[Entries from a dataset of interfaces]
=-=-=
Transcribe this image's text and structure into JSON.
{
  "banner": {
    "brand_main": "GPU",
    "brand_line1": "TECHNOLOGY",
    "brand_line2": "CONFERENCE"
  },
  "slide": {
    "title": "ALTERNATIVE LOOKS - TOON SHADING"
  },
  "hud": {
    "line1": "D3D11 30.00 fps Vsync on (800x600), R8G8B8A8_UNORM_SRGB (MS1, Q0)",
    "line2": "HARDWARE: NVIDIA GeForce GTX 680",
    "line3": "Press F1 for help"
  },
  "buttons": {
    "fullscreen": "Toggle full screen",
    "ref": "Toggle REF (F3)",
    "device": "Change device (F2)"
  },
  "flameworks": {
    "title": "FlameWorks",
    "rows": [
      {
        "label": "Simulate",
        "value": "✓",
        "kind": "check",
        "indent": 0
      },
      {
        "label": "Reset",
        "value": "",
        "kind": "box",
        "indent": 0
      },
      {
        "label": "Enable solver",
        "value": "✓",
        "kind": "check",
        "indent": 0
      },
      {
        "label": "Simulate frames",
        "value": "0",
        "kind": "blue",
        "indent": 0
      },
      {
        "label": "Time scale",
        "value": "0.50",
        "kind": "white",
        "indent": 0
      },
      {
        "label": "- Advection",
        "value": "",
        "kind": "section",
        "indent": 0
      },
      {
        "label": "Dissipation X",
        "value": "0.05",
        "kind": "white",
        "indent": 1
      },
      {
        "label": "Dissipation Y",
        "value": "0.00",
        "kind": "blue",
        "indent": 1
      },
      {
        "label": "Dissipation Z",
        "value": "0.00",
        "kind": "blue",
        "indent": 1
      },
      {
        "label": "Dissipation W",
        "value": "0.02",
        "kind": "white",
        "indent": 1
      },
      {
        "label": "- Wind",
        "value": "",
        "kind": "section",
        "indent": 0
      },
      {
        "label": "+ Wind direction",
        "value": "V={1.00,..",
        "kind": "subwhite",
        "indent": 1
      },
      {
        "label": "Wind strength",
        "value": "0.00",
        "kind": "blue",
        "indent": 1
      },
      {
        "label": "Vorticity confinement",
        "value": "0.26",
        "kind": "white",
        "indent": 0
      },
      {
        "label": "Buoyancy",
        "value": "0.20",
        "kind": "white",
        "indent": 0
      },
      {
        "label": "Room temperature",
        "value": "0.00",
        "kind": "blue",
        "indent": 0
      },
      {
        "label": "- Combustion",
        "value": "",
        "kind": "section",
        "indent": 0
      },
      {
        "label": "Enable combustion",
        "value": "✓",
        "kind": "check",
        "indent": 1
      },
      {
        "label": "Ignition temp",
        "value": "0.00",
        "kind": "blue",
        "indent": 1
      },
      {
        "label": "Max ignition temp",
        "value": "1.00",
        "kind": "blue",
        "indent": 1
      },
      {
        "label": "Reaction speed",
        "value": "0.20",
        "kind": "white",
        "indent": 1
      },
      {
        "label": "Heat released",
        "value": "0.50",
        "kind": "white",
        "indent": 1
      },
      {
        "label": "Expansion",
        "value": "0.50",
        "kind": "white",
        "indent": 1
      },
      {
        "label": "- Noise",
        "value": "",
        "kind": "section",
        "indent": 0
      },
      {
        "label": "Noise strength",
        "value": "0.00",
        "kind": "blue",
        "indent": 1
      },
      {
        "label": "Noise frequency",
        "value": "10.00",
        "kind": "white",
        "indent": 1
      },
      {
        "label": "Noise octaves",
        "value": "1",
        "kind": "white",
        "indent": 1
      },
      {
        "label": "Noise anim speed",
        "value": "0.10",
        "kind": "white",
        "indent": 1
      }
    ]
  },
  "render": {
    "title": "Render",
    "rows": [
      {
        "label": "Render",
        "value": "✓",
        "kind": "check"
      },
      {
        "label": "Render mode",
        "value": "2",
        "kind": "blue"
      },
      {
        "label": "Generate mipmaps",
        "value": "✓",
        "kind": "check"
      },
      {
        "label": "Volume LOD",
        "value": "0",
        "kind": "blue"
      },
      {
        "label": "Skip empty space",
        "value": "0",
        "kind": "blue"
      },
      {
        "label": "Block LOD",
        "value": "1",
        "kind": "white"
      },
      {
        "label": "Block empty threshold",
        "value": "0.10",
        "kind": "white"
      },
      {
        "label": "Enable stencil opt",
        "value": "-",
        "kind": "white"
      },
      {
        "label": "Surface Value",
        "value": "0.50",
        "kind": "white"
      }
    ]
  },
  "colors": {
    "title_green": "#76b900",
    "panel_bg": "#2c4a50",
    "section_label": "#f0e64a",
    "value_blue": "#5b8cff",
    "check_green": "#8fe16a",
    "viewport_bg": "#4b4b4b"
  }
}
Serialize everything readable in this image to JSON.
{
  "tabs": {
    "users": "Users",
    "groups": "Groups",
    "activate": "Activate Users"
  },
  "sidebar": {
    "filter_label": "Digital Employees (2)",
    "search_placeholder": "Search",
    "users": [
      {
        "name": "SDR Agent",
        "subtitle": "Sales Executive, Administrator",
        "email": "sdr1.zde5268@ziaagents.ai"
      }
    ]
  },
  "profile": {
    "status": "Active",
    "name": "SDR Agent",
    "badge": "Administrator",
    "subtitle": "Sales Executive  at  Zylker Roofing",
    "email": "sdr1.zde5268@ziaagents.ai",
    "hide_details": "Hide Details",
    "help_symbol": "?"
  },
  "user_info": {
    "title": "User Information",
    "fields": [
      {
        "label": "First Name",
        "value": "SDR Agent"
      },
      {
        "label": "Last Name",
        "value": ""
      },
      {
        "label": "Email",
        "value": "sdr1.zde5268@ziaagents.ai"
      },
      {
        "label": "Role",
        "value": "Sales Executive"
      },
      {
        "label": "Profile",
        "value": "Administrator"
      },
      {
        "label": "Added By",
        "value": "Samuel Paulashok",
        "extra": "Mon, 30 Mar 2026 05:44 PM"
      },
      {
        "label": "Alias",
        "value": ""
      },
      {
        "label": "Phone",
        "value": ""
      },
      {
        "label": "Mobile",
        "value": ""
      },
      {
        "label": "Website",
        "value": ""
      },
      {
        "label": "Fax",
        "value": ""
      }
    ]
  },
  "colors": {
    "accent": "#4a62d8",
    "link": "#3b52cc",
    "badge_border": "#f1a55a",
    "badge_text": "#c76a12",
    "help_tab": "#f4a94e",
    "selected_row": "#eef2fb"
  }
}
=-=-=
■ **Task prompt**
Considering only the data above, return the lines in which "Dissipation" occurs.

■ **Solution**
        "label": "Dissipation X",
        "label": "Dissipation Y",
        "label": "Dissipation Z",
        "label": "Dissipation W",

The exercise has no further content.